Contrary to popular belief, sign language is not a universal language. Like spoken languages, sign languages around the world are different. Gestuno is a former term for the current term, "International Sign Language." Gestuno is to Deaf as Esperanto is to Hearing. It helps Deaf officials, as well as some culturally Deaf individuals, participants, and athletes, communicate with each other at ease at the international-level meetings, conventions, and games.
The "unification" of sign languages was naturally formed at the time of the first Congress constituting the World Federation of the Deaf in 1951 in Rome, Italy. The term Gestuno is an Italian word roughly for "oneness of sign languages". The WFD committee gathered to compile a new dictionary of "Gestuno" to be presented at the 7th Congress of the WFD in 1975 in Washington, D.C.
Gestuno is an artificially devised sign language or a communication system. Its vocabulary is composed of loan words and iconic (onomatopoeic) words, in which a signed word is selected from different sign languages that Deaf people conventionally agreed to use at international events and meetings. The lexicon of International Sign is not permanently conventional.
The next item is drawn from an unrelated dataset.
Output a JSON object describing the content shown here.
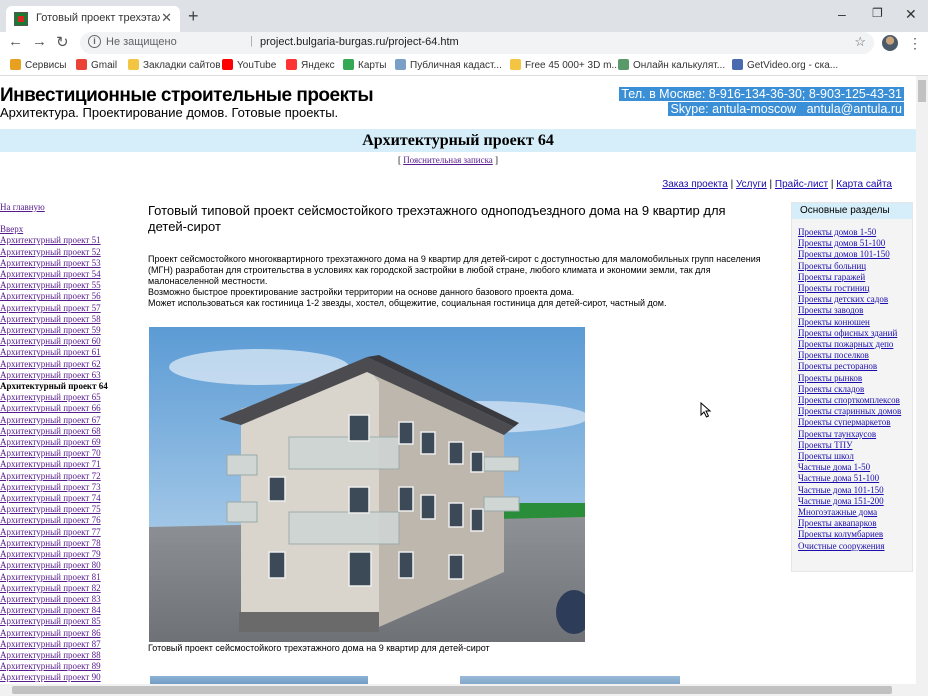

It has been constantly changing over periods of time.
The term "Gestuno" became obsolete and the current term "International Sign" or "International Sign Language" has become a common use in English.
Gestuno: International Sign Language of the Deaf. Published for the World Federation of the Deaf by The British Deaf Association. 1975.